_What this task involves:_ Return the data that follows, keeping every word and mark unchanged.

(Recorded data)
━━━━━━━━━━━━━━━━
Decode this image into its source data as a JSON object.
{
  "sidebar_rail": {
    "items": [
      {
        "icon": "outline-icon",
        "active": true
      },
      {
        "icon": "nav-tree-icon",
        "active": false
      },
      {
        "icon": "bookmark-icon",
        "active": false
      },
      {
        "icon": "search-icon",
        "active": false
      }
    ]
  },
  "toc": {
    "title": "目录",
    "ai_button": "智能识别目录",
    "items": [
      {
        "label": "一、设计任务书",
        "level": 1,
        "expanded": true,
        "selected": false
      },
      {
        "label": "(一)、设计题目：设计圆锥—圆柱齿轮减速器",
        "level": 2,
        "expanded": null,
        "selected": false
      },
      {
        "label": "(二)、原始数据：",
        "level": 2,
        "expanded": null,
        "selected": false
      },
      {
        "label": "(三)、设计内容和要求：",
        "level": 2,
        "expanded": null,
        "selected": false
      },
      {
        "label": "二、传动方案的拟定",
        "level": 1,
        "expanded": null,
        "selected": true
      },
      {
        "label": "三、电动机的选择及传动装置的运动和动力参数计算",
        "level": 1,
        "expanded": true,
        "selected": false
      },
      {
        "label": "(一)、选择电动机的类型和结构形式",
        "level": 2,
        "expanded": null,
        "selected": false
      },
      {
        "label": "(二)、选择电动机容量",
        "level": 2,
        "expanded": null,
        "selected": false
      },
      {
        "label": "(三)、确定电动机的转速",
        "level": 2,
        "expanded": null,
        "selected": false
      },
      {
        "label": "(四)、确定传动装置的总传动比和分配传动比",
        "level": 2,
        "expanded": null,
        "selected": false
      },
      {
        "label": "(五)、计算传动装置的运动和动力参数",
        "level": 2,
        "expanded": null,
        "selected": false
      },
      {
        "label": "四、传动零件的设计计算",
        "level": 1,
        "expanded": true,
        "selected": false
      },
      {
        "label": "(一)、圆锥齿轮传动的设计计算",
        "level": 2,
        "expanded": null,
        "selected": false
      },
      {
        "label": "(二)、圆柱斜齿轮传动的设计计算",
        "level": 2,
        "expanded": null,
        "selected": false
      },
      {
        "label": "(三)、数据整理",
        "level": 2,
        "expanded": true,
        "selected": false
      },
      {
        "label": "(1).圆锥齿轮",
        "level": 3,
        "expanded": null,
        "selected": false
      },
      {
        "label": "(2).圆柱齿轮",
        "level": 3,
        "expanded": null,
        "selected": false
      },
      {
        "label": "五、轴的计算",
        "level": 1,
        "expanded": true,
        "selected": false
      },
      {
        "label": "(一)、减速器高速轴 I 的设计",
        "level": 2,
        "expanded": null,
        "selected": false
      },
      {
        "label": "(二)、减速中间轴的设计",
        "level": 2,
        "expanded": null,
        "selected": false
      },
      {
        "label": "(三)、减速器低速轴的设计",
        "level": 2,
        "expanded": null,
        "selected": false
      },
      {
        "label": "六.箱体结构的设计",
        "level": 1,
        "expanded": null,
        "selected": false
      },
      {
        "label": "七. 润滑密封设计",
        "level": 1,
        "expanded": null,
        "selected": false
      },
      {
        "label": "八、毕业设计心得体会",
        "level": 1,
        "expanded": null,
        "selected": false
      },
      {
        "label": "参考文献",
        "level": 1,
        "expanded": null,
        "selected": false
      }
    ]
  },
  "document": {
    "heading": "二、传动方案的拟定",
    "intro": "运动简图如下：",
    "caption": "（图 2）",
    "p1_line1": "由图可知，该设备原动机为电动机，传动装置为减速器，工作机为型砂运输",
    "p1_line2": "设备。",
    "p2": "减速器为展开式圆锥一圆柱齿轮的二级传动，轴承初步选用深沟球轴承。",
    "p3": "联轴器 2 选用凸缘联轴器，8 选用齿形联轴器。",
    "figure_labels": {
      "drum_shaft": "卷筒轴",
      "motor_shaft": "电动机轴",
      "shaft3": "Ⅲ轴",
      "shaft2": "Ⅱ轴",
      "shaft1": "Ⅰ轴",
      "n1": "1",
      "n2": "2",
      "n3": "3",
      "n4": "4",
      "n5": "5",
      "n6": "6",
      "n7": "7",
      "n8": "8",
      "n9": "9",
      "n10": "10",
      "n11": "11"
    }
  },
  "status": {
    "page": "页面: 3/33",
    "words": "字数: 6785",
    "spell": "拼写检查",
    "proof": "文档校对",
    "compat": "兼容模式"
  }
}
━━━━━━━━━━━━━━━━
_Output:_
Decode this image into its source data as a JSON object.
{
  "sidebar_rail": {
    "items": [
      {
        "icon": "outline-icon",
        "active": true
      },
      {
        "icon": "nav-tree-icon",
        "active": false
      },
      {
        "icon": "bookmark-icon",
        "active": false
      },
      {
        "icon": "search-icon",
        "active": false
      }
    ]
  },
  "toc": {
    "title": "目录",
    "ai_button": "智能识别目录",
    "items": [
      {
        "label": "一、设计任务书",
        "level": 1,
        "expanded": true,
        "selected": false
      },
      {
        "label": "(一)、设计题目：设计圆锥—圆柱齿轮减速器",
        "level": 2,
        "expanded": null,
        "selected": false
      },
      {
        "label": "(二)、原始数据：",
        "level": 2,
        "expanded": null,
        "selected": false
      },
      {
        "label": "(三)、设计内容和要求：",
        "level": 2,
        "expanded": null,
        "selected": false
      },
      {
        "label": "二、传动方案的拟定",
        "level": 1,
        "expanded": null,
        "selected": true
      },
      {
        "label": "三、电动机的选择及传动装置的运动和动力参数计算",
        "level": 1,
        "expanded": true,
        "selected": false
      },
      {
        "label": "(一)、选择电动机的类型和结构形式",
        "level": 2,
        "expanded": null,
        "selected": false
      },
      {
        "label": "(二)、选择电动机容量",
        "level": 2,
        "expanded": null,
        "selected": false
      },
      {
        "label": "(三)、确定电动机的转速",
        "level": 2,
        "expanded": null,
        "selected": false
      },
      {
        "label": "(四)、确定传动装置的总传动比和分配传动比",
        "level": 2,
        "expanded": null,
        "selected": false
      },
      {
        "label": "(五)、计算传动装置的运动和动力参数",
        "level": 2,
        "expanded": null,
        "selected": false
      },
      {
        "label": "四、传动零件的设计计算",
        "level": 1,
        "expanded": true,
        "selected": false
      },
      {
        "label": "(一)、圆锥齿轮传动的设计计算",
        "level": 2,
        "expanded": null,
        "selected": false
      },
      {
        "label": "(二)、圆柱斜齿轮传动的设计计算",
        "level": 2,
        "expanded": null,
        "selected": false
      },
      {
        "label": "(三)、数据整理",
        "level": 2,
        "expanded": true,
        "selected": false
      },
      {
        "label": "(1).圆锥齿轮",
        "level": 3,
        "expanded": null,
        "selected": false
      },
      {
        "label": "(2).圆柱齿轮",
        "level": 3,
        "expanded": null,
        "selected": false
      },
      {
        "label": "五、轴的计算",
        "level": 1,
        "expanded": true,
        "selected": false
      },
      {
        "label": "(一)、减速器高速轴 I 的设计",
        "level": 2,
        "expanded": null,
        "selected": false
      },
      {
        "label": "(二)、减速中间轴的设计",
        "level": 2,
        "expanded": null,
        "selected": false
      },
      {
        "label": "(三)、减速器低速轴的设计",
        "level": 2,
        "expanded": null,
        "selected": false
      },
      {
        "label": "六.箱体结构的设计",
        "level": 1,
        "expanded": null,
        "selected": false
      },
      {
        "label": "七. 润滑密封设计",
        "level": 1,
        "expanded": null,
        "selected": false
      },
      {
        "label": "八、毕业设计心得体会",
        "level": 1,
        "expanded": null,
        "selected": false
      },
      {
        "label": "参考文献",
        "level": 1,
        "expanded": null,
        "selected": false
      }
    ]
  },
  "document": {
    "heading": "二、传动方案的拟定",
    "intro": "运动简图如下：",
    "caption": "（图 2）",
    "p1_line1": "由图可知，该设备原动机为电动机，传动装置为减速器，工作机为型砂运输",
    "p1_line2": "设备。",
    "p2": "减速器为展开式圆锥一圆柱齿轮的二级传动，轴承初步选用深沟球轴承。",
    "p3": "联轴器 2 选用凸缘联轴器，8 选用齿形联轴器。",
    "figure_labels": {
      "drum_shaft": "卷筒轴",
      "motor_shaft": "电动机轴",
      "shaft3": "Ⅲ轴",
      "shaft2": "Ⅱ轴",
      "shaft1": "Ⅰ轴",
      "n1": "1",
      "n2": "2",
      "n3": "3",
      "n4": "4",
      "n5": "5",
      "n6": "6",
      "n7": "7",
      "n8": "8",
      "n9": "9",
      "n10": "10",
      "n11": "11"
    }
  },
  "status": {
    "page": "页面: 3/33",
    "words": "字数: 6785",
    "spell": "拼写检查",
    "proof": "文档校对",
    "compat": "兼容模式"
  }
}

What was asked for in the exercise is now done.